A village history in West Sussex
Westbourne History Group
Numbers 1 to 5 inclusive out of print, further information on details and costs visit:
As a farmer I was once satisfied to be a part of the countryside, helping to fill the national, European and international larder after the Hitler War had ended. Now European food producers have become so efficient that not only has the larder been filled, but it is starting to overflow down the sides in embarrassing streams.
I must always have had a keen interest in living things. For 30 years of my working life I spent all my time cosseting and cajoling just one or two species of both plants and animals to produce much-
I make no claim to have sensed earlier than others the widespread interest in environmental issues which are becoming commonplace in the world today and which affect food production techniques in so many ways. But about 10 years ago I found myself wanting to understand more of the colourful and intricate natural history background to my work and how the different areas of the farm contributed to the landscape, of which I was an ignorant custodian.
I soon learned how the past and present use of different parts of the farm and its neighbourhood exerted and still exert a profound effect on the wildlife that is present. This led me into local history as well.
One thing that I have discovered is the value of accurate records. When The Environmental Research Fund (TERF) suggested publishing what I had recorded so far, with the unstinted help of amateur and sponsored specialists in the natural history field, I felt that the opportunity was too good to miss. Here, at least, was a chance to get down on paper what was found on an ordinary Sussex farm in the mid-
I have added a chapter on some historical matters.
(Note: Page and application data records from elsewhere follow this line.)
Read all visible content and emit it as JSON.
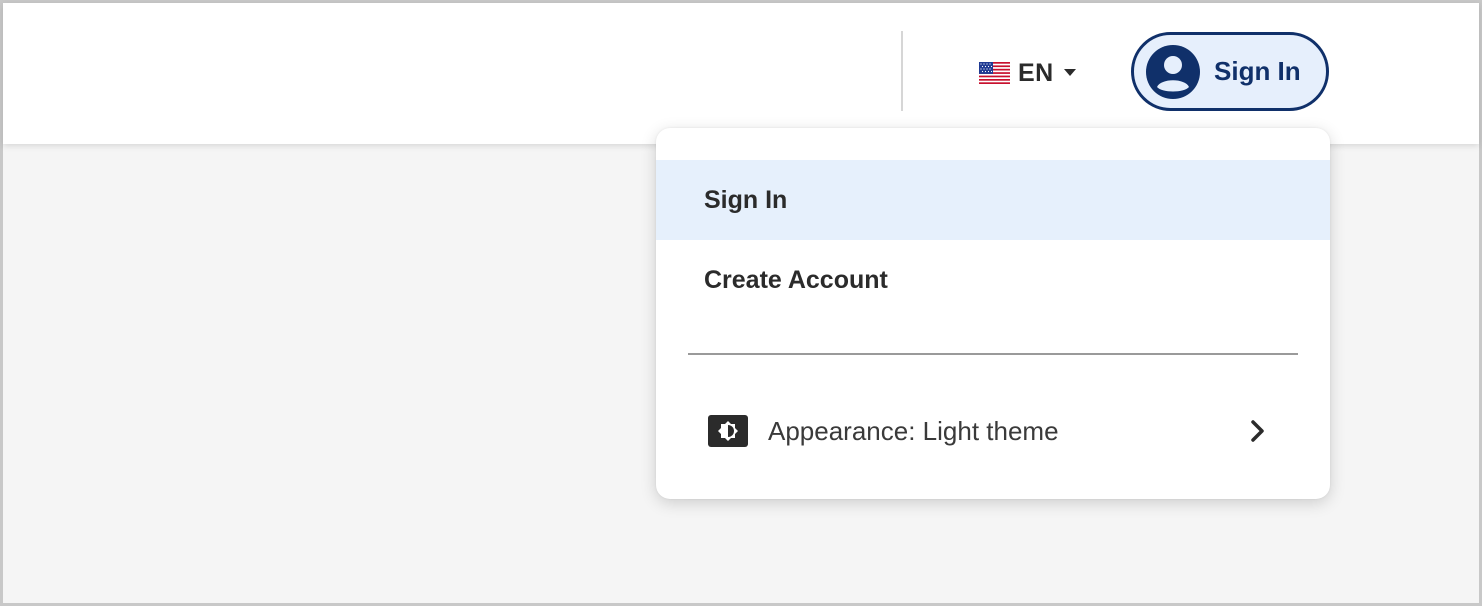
{
  "header": {
    "language": {
      "code": "EN",
      "flag_icon": "us-flag-icon",
      "dropdown_icon": "caret-down-icon"
    },
    "sign_in_button": {
      "label": "Sign In",
      "icon": "user-circle-icon"
    }
  },
  "account_menu": {
    "items": [
      {
        "label": "Sign In",
        "active": true
      },
      {
        "label": "Create Account",
        "active": false
      }
    ],
    "appearance": {
      "label": "Appearance: Light theme",
      "icon": "brightness-icon",
      "chevron_icon": "chevron-right-icon"
    }
  },
  "colors": {
    "brand_navy": "#10306a",
    "active_item_bg": "#e6f0fc",
    "page_bg": "#f5f5f5"
  }
}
Much more research can be done in that sphere but will have to wait until I can claim some form of retirement, when I may find the time needed to trace the various sources that are available.
Published 1889 ISBN 0 9514846 0 5